[10] Silver,M., Chan,C., Ladd,R., Lee,K., Tiedmann,D., Townsend,F., Valera,J., Wilson,J.,(1976).”Cyclic

Strength of Standard Test Sand” Journal of the Geotechnical Engineering

Division,ASCE,Vol.102(5),pp.511-523

[11] Lee,k.,and Singh, A(1971)”Compaction of Granular soils “”Journal of the Soil Mechanics and Foundation Division”,ASCE,Vol.93,SM5,pp.169-190

[12] De Alba,P., Seed., and Chan,C., (1976).” Sand liquefaction in Large Simple Shear Tests’” Journal of Geotechnical Engineering, ASCE,Vol.93(6),pp.237-260

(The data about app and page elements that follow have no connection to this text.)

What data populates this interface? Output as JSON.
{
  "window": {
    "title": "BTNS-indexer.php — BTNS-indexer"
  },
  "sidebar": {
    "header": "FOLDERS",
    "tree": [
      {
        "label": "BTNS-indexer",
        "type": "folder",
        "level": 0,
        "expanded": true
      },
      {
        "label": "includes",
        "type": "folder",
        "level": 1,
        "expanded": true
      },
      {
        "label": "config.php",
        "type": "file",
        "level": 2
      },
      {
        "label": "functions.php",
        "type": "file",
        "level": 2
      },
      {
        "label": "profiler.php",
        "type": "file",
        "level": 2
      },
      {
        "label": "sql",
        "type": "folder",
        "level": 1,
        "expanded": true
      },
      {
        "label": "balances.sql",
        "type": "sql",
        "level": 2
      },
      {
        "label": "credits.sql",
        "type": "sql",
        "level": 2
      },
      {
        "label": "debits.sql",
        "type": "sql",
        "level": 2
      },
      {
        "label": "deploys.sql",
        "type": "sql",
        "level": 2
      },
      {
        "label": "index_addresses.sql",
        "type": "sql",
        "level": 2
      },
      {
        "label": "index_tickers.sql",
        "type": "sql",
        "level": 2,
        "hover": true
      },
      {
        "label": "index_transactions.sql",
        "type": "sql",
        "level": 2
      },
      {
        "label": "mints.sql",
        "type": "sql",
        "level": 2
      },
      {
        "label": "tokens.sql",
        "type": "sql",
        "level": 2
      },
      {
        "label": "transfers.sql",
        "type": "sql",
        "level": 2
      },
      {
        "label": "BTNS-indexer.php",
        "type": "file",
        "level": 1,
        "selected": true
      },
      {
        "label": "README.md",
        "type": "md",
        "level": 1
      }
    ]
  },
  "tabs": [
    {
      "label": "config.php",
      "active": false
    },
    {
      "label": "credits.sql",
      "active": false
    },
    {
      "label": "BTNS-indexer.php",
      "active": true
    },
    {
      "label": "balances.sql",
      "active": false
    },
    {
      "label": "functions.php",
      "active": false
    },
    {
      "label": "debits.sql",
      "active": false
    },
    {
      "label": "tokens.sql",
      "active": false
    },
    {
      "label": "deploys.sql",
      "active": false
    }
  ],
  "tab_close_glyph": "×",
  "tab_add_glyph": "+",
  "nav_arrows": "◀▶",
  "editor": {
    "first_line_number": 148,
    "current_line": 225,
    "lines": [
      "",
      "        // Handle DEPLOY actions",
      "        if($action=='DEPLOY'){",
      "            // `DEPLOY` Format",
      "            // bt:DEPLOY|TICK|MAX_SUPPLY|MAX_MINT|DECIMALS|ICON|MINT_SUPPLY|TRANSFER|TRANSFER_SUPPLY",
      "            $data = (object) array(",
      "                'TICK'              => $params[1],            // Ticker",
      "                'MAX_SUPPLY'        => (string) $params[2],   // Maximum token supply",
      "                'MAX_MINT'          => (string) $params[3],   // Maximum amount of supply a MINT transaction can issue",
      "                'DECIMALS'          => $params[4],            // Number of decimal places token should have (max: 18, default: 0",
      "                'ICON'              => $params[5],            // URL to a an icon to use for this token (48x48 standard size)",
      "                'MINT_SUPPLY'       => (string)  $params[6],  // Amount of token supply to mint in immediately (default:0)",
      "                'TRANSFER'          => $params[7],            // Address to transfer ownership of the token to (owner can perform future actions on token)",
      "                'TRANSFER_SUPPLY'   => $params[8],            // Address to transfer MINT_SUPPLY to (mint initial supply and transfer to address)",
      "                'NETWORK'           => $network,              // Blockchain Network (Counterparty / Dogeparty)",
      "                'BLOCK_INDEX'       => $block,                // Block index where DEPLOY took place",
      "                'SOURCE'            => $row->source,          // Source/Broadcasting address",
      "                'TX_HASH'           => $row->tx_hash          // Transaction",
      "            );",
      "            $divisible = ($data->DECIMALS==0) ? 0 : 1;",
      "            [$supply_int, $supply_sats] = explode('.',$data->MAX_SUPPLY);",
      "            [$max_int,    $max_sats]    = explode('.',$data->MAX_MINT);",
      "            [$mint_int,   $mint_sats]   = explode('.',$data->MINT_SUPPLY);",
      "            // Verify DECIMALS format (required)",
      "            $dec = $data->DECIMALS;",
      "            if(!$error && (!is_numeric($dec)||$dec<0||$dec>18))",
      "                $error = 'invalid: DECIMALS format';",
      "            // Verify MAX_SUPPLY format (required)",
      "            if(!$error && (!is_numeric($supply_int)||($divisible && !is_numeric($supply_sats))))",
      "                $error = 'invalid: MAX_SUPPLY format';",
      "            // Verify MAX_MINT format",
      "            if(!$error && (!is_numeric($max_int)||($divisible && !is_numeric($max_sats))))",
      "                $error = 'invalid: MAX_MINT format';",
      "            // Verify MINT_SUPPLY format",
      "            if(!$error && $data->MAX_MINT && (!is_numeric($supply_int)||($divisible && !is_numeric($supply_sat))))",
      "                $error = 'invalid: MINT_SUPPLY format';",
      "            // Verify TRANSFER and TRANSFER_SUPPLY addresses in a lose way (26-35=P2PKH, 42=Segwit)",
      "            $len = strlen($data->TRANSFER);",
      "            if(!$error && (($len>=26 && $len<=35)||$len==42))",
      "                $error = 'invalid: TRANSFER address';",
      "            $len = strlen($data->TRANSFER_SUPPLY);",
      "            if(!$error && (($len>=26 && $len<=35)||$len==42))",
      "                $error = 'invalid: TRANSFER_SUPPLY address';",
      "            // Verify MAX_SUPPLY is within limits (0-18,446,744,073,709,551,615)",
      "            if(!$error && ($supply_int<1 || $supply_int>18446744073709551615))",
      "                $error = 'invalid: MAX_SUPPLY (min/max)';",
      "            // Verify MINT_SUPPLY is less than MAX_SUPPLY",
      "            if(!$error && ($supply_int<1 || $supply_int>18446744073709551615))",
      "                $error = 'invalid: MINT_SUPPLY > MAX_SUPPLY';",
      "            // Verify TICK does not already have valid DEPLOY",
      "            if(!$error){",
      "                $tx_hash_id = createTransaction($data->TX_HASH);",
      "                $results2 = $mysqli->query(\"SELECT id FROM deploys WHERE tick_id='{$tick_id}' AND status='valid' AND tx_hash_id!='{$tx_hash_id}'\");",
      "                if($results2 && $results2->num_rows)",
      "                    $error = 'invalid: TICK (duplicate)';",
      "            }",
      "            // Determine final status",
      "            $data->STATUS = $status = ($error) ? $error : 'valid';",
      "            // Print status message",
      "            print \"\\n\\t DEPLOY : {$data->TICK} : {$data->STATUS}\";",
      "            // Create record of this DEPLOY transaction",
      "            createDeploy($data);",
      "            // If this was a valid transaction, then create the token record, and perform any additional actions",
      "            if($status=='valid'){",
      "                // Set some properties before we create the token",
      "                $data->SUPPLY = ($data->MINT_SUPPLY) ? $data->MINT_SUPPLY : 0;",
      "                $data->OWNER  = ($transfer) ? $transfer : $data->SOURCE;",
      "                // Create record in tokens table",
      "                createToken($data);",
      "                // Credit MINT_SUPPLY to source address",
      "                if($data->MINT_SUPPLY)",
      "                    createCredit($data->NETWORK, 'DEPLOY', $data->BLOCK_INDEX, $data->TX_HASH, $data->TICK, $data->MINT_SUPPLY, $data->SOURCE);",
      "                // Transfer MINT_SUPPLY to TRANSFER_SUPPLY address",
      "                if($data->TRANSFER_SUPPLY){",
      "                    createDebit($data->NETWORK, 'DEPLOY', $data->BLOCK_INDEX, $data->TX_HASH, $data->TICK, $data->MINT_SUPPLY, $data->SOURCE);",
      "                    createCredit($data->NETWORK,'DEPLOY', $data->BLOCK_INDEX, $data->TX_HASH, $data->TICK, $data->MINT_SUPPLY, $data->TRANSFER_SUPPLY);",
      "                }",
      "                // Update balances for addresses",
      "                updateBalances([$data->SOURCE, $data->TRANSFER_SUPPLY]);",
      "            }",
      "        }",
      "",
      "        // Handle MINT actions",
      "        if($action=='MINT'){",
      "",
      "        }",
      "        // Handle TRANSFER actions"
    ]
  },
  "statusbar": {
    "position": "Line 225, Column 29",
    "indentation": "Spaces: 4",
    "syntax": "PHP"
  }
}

[13] El Hosri, M.S., Biarez, J.,and Hicher, P.Y.,(1982).”Liquefaction Characteristic of Silty clay” Proceedings of the 8th World Conference on Earthquake Engineering,Sanfrancisco,USA,PP.277-284.

Figure

Table I Properties of sand

Table I

Properties of sand p.2
Table III Properties of silt

Table III

Properties of silt p.3
Table IV  Properties of Clay

Table IV

Properties of Clay p.3
Fig 2  figure showing the model setup

Fig 2

figure showing the model setup p.4
Fig 3.1  Boiling condition of the sand

Fig 3.1

Boiling condition of the sand p.5
Fig 3.2  Head of water at boiling condition

Fig 3.2

Head of water at boiling condition p.5
Fig 4.1: Boiling condition of the sand with 1% silt

Fig 4.1:

Boiling condition of the sand with 1% silt p.5
Fig 5.1Boiling condition of sand with1% clay

Fig 5.1Boiling

condition of sand with1% clay p.6
Fig 4.2: Figure showing the constant head  The head of water required to cause quick sand condition when 2% silt is added is

Fig 4.2:

Figure showing the constant head The head of water required to cause quick sand condition when 2% silt is added is p.6
Fig 6.1The object being dropped into the tank

Fig 6.1The

object being dropped into the tank p.7
Fig 6.2Object at the base of the tank

Fig 6.2Object

at the base of the tank p.7

References